◆ Exercise brief
The answer must be an exact copy of every record.

Dataset rows for apps and sites:
______
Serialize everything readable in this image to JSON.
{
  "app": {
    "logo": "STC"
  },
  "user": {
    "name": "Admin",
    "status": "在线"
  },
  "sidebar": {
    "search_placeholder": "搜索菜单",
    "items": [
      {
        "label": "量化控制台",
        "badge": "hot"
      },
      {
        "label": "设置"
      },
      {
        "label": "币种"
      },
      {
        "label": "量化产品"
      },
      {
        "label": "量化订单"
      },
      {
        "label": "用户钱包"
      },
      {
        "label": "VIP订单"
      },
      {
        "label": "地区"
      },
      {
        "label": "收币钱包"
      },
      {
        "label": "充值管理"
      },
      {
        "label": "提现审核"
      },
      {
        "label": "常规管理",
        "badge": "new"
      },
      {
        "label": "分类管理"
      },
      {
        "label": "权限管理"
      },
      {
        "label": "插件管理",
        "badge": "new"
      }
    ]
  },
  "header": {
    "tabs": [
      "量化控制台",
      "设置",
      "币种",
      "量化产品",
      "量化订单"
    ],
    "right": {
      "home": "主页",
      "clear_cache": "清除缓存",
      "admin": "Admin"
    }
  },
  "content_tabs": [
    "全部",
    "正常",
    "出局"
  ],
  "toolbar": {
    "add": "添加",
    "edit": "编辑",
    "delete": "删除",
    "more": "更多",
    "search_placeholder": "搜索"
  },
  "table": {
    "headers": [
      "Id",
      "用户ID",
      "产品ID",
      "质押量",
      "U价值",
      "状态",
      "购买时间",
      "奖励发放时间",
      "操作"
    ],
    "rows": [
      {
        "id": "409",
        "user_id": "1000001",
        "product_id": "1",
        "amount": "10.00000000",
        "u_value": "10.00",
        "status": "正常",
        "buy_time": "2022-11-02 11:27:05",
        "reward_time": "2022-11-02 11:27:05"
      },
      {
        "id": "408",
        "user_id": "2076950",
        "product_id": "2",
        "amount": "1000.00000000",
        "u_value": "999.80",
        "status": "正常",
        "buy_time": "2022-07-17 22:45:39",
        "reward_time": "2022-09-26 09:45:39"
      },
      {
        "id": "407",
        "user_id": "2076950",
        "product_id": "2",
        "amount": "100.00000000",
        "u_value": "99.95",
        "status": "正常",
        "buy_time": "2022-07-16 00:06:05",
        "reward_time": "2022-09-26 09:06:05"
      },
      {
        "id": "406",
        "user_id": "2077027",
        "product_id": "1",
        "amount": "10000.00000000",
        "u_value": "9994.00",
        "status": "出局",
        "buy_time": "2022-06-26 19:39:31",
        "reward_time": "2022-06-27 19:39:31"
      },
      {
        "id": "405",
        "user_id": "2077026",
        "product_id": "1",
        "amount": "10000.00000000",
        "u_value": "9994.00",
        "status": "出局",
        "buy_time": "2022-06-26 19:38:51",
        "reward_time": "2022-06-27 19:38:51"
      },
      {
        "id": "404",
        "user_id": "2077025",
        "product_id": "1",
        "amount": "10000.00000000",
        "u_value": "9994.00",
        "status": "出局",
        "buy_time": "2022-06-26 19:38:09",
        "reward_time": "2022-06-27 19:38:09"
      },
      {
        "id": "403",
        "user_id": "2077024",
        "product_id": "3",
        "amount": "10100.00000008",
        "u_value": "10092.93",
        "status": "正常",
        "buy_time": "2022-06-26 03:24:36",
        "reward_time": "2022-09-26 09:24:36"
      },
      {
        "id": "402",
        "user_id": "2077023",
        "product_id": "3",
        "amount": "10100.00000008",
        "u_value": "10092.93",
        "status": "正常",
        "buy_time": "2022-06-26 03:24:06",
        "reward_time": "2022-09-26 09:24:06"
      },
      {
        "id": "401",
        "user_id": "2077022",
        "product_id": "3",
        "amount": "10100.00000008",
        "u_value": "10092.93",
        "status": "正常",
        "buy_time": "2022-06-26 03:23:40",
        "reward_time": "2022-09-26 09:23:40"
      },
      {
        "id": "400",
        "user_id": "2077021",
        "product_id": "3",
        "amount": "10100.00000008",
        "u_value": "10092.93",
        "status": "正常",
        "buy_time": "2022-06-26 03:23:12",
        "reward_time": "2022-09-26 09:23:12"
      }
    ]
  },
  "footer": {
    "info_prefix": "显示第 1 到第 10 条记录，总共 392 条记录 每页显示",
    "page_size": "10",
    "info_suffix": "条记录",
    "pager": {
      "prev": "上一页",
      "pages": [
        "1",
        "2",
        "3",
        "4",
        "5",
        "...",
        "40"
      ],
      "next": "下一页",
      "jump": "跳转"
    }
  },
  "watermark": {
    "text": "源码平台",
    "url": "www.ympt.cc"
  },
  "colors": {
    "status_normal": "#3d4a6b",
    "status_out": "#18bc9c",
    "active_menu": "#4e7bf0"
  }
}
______
◆ Written solution
Serialize everything readable in this image to JSON.
{
  "app": {
    "logo": "STC"
  },
  "user": {
    "name": "Admin",
    "status": "在线"
  },
  "sidebar": {
    "search_placeholder": "搜索菜单",
    "items": [
      {
        "label": "量化控制台",
        "badge": "hot"
      },
      {
        "label": "设置"
      },
      {
        "label": "币种"
      },
      {
        "label": "量化产品"
      },
      {
        "label": "量化订单"
      },
      {
        "label": "用户钱包"
      },
      {
        "label": "VIP订单"
      },
      {
        "label": "地区"
      },
      {
        "label": "收币钱包"
      },
      {
        "label": "充值管理"
      },
      {
        "label": "提现审核"
      },
      {
        "label": "常规管理",
        "badge": "new"
      },
      {
        "label": "分类管理"
      },
      {
        "label": "权限管理"
      },
      {
        "label": "插件管理",
        "badge": "new"
      }
    ]
  },
  "header": {
    "tabs": [
      "量化控制台",
      "设置",
      "币种",
      "量化产品",
      "量化订单"
    ],
    "right": {
      "home": "主页",
      "clear_cache": "清除缓存",
      "admin": "Admin"
    }
  },
  "content_tabs": [
    "全部",
    "正常",
    "出局"
  ],
  "toolbar": {
    "add": "添加",
    "edit": "编辑",
    "delete": "删除",
    "more": "更多",
    "search_placeholder": "搜索"
  },
  "table": {
    "headers": [
      "Id",
      "用户ID",
      "产品ID",
      "质押量",
      "U价值",
      "状态",
      "购买时间",
      "奖励发放时间",
      "操作"
    ],
    "rows": [
      {
        "id": "409",
        "user_id": "1000001",
        "product_id": "1",
        "amount": "10.00000000",
        "u_value": "10.00",
        "status": "正常",
        "buy_time": "2022-11-02 11:27:05",
        "reward_time": "2022-11-02 11:27:05"
      },
      {
        "id": "408",
        "user_id": "2076950",
        "product_id": "2",
        "amount": "1000.00000000",
        "u_value": "999.80",
        "status": "正常",
        "buy_time": "2022-07-17 22:45:39",
        "reward_time": "2022-09-26 09:45:39"
      },
      {
        "id": "407",
        "user_id": "2076950",
        "product_id": "2",
        "amount": "100.00000000",
        "u_value": "99.95",
        "status": "正常",
        "buy_time": "2022-07-16 00:06:05",
        "reward_time": "2022-09-26 09:06:05"
      },
      {
        "id": "406",
        "user_id": "2077027",
        "product_id": "1",
        "amount": "10000.00000000",
        "u_value": "9994.00",
        "status": "出局",
        "buy_time": "2022-06-26 19:39:31",
        "reward_time": "2022-06-27 19:39:31"
      },
      {
        "id": "405",
        "user_id": "2077026",
        "product_id": "1",
        "amount": "10000.00000000",
        "u_value": "9994.00",
        "status": "出局",
        "buy_time": "2022-06-26 19:38:51",
        "reward_time": "2022-06-27 19:38:51"
      },
      {
        "id": "404",
        "user_id": "2077025",
        "product_id": "1",
        "amount": "10000.00000000",
        "u_value": "9994.00",
        "status": "出局",
        "buy_time": "2022-06-26 19:38:09",
        "reward_time": "2022-06-27 19:38:09"
      },
      {
        "id": "403",
        "user_id": "2077024",
        "product_id": "3",
        "amount": "10100.00000008",
        "u_value": "10092.93",
        "status": "正常",
        "buy_time": "2022-06-26 03:24:36",
        "reward_time": "2022-09-26 09:24:36"
      },
      {
        "id": "402",
        "user_id": "2077023",
        "product_id": "3",
        "amount": "10100.00000008",
        "u_value": "10092.93",
        "status": "正常",
        "buy_time": "2022-06-26 03:24:06",
        "reward_time": "2022-09-26 09:24:06"
      },
      {
        "id": "401",
        "user_id": "2077022",
        "product_id": "3",
        "amount": "10100.00000008",
        "u_value": "10092.93",
        "status": "正常",
        "buy_time": "2022-06-26 03:23:40",
        "reward_time": "2022-09-26 09:23:40"
      },
      {
        "id": "400",
        "user_id": "2077021",
        "product_id": "3",
        "amount": "10100.00000008",
        "u_value": "10092.93",
        "status": "正常",
        "buy_time": "2022-06-26 03:23:12",
        "reward_time": "2022-09-26 09:23:12"
      }
    ]
  },
  "footer": {
    "info_prefix": "显示第 1 到第 10 条记录，总共 392 条记录 每页显示",
    "page_size": "10",
    "info_suffix": "条记录",
    "pager": {
      "prev": "上一页",
      "pages": [
        "1",
        "2",
        "3",
        "4",
        "5",
        "...",
        "40"
      ],
      "next": "下一页",
      "jump": "跳转"
    }
  },
  "watermark": {
    "text": "源码平台",
    "url": "www.ympt.cc"
  },
  "colors": {
    "status_normal": "#3d4a6b",
    "status_out": "#18bc9c",
    "active_menu": "#4e7bf0"
  }
}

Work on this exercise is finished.